The hermit who informed an English king that he would soon die

St Wulfric’s (February 20) reputation for prophecy and miracles earned him visits from royalty

By on Thursday, 21 February 2013

Forde Abbey, near Chard, in Somerset, where the Abbot John wrote a memoir of St Wulfric

Forde Abbey, near Chard, in Somerset, where the Abbot John wrote a memoir of St Wulfric

St Wulfric (c 1080-1154) was a Somerset priest who became a hermit. His reputation for holiness and miracle-working has been preserved in a memoir written in the 1180s by John, Abbot of Forde Abbey, near Chard. This account affords rare insight into parish life in England during the early 12th century.

Wulfric was born at Compton Martin, 10 miles south of Bristol. After becoming a priest, he at first exercised his ministry at Deverill, near Warminster. At this stage, apparently, he was much addicted to hunting, with both hawks and hounds. A chance conversation with a beggar, however, converted him to more godly pursuits.

He moved back to Compton Martin as parish priest. Then, about 1125, he settled as an anchorite beside the church at Haselbury Plucknett, six miles west of Yeovil. (William Fitzwalter, lord of the manor at Compton Martin, was also lord at Haselbury, and always proved friendly to Wulfric.)

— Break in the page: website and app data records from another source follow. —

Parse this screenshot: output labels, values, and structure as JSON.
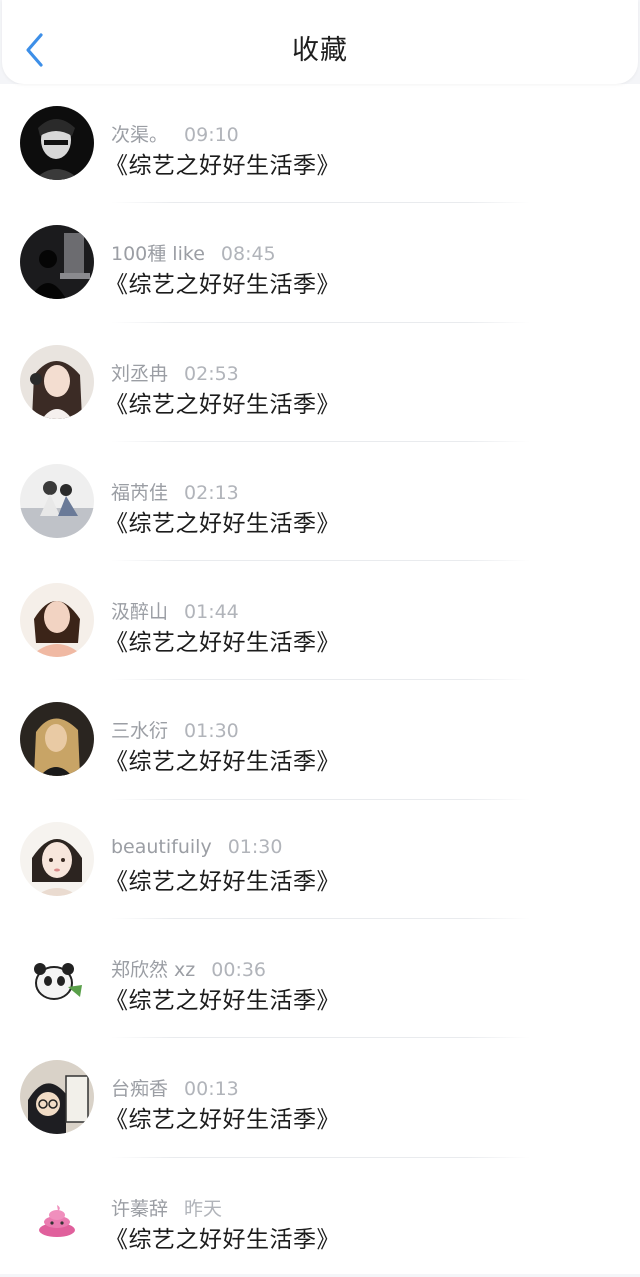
{
  "header": {
    "title": "收藏",
    "back_icon": "chevron-left-icon",
    "accent": "#3d8fe8"
  },
  "items": [
    {
      "name": "次渠。",
      "time": "09:10",
      "subject": "《综艺之好好生活季》",
      "avatar": "avatar-dark-boy"
    },
    {
      "name": "100種 like",
      "time": "08:45",
      "subject": "《综艺之好好生活季》",
      "avatar": "avatar-dark-silhouette"
    },
    {
      "name": "刘丞冉",
      "time": "02:53",
      "subject": "《综艺之好好生活季》",
      "avatar": "avatar-girl-headphones"
    },
    {
      "name": "福芮佳",
      "time": "02:13",
      "subject": "《综艺之好好生活季》",
      "avatar": "avatar-couple-sitting"
    },
    {
      "name": "汲醉山",
      "time": "01:44",
      "subject": "《综艺之好好生活季》",
      "avatar": "avatar-woman-smile"
    },
    {
      "name": "三水衍",
      "time": "01:30",
      "subject": "《综艺之好好生活季》",
      "avatar": "avatar-girl-dark"
    },
    {
      "name": "beautifuily",
      "time": "01:30",
      "subject": "《综艺之好好生活季》",
      "avatar": "avatar-anime-girl"
    },
    {
      "name": "郑欣然 xz",
      "time": "00:36",
      "subject": "《综艺之好好生活季》",
      "avatar": "avatar-panda"
    },
    {
      "name": "台痴香",
      "time": "00:13",
      "subject": "《综艺之好好生活季》",
      "avatar": "avatar-anime-boy-menu"
    },
    {
      "name": "许蓁辞",
      "time": "昨天",
      "subject": "《综艺之好好生活季》",
      "avatar": "avatar-pink-poop"
    }
  ]
}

The saint established his cell on the north side of the chancel at Haselbury. Although he apparently failed to obtain episcopal permission for this move, he was supported by the Cluniac monks at Montacute.

His ascetic regime included rigorous fasting, the wearing of chain mail, and frequent immersion in cold water. These pursuits, however, left him time for copying and binding books. Wulfric’s reputation for prophecy and miracles earned him visits from royalty, whom he did not flatter. Henry I was informed, correctly, that he would shortly die, while King Stephen was chastised for the evils of his government.

A courtier of Henry I, who presumed to suggest that the hermit’s cell should be searched for money, was instantly struck with paralysis.

By contrast, Wulfric seemed wholly unconcerned that the parish priest of Haselbury, called Brictric, was married, in defiance of the Church’s recent injunctions to clerical celibacy.

Brictric, indeed, would be succeeded as parish priest by his son Osbern. Another local priest had four sons, three of whom became monks at Forde, while the other was a lay brother there.

Matrimony was not permitted to interrupt Brictric’s devotions. Although he rode home to dine with his wife, he immediately returned to spend long hours before the altar reciting psalms and prayers.

He did, however, become exasperated when Wulfric cured a dumb man, who proceeded to hold forth in both English and French.

“Lo,” remonstrated the stolidly Anglo-Saxon Brictric, “I have served you so many years, but today I have proved that it is in vain.

“To a stranger for whom it would have been quite sufficient simply to have loosed his tongue, you have devoutly ministered the use of two languages, while from me, who am compelled to be silent before the bishop and archdeacon, you have withheld the use of French.”